Like all other buildings, the Singapore Conference Hall suffered the inevitable wear and tear and underwent retrofitting and renovation works in September 1999. Although the external facet of the building has remained unchanged, thus retaining its significance in history and time, the interior design has changed to have a more modern feel and is better equipped to accommodate most types of events. Reopened two years later on 22 September 2001 at a cost of $14.7 million dollars by then-Deputy Prime Minister Lee Hsien Loong, it is now home to the Singapore Chinese Orchestra, the national Chinese Orchestra in Singapore. It is the orchestra’s permanent venue for rehearsals and performances. Entrusted with the management of the building, the Singapore Chinese Orchestra hopes to enlarge the Singapore Conference Hall’s role as a venue provider while remaining active in both the political as well as the arts scene.

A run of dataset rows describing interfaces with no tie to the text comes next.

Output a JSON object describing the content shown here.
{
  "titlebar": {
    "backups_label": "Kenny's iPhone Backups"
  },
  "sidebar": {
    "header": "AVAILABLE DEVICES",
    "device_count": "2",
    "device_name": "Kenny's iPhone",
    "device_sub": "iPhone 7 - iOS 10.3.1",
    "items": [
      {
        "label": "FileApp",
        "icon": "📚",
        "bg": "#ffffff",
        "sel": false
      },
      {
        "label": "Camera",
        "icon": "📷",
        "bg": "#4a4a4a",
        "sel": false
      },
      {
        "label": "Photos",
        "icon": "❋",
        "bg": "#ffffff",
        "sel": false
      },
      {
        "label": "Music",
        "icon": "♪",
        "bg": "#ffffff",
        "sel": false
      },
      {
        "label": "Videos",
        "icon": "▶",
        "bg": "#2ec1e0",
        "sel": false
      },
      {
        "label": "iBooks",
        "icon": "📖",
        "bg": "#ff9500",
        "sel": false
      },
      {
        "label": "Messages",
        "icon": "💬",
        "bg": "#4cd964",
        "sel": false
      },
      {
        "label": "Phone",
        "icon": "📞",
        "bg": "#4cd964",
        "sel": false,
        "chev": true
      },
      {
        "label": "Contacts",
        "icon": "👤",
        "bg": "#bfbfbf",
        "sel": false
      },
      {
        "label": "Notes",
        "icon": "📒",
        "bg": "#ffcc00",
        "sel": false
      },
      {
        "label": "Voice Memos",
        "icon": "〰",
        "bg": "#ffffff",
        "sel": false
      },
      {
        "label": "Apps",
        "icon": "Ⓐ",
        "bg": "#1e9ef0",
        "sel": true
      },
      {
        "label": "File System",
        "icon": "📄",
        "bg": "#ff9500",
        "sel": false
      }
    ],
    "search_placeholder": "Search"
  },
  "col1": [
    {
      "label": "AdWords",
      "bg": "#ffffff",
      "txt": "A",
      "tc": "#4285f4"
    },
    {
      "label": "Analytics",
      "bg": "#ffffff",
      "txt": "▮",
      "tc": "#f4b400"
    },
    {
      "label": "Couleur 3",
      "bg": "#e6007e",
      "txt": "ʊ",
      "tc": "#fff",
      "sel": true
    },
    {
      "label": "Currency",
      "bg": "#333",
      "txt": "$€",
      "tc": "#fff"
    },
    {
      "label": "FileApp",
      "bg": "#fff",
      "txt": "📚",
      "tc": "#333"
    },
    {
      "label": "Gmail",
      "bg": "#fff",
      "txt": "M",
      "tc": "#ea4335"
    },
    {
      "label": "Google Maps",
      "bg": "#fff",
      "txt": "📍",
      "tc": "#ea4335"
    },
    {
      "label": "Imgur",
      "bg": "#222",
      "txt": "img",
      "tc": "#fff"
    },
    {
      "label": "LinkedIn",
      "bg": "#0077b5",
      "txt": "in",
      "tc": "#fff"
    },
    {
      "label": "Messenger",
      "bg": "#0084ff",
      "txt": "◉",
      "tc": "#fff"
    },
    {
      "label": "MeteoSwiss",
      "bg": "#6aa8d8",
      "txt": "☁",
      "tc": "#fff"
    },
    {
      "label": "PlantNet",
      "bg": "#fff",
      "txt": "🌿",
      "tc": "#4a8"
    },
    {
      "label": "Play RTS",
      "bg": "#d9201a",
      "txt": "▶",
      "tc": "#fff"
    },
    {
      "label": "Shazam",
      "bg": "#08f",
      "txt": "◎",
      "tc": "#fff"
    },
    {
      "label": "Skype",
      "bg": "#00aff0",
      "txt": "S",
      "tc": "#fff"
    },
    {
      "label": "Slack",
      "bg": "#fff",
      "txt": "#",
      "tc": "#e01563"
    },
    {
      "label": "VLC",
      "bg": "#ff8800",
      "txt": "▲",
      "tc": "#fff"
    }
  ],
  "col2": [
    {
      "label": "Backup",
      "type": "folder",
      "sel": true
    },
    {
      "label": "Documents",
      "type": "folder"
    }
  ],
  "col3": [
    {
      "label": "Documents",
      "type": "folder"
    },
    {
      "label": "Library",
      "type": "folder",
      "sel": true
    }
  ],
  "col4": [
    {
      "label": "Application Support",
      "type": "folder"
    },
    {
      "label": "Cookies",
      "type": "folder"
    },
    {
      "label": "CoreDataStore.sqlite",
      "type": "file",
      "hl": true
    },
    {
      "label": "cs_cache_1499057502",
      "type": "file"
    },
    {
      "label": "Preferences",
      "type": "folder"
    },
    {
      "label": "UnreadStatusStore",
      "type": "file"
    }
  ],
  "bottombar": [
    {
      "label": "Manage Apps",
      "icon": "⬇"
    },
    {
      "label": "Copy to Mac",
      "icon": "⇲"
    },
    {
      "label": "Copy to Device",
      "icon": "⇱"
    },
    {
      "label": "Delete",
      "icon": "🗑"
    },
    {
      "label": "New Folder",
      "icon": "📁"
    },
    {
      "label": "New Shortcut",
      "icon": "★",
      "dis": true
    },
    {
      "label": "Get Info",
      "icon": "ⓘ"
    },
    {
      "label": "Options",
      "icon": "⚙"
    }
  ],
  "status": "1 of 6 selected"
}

Singapore and Qatar signed a protocol on 22 September 2009 to incorporate the new internationally agreed Standard for the exchange of information upon request for tax purposes in their standing Agreement for the avoidance of double taxation (DTA).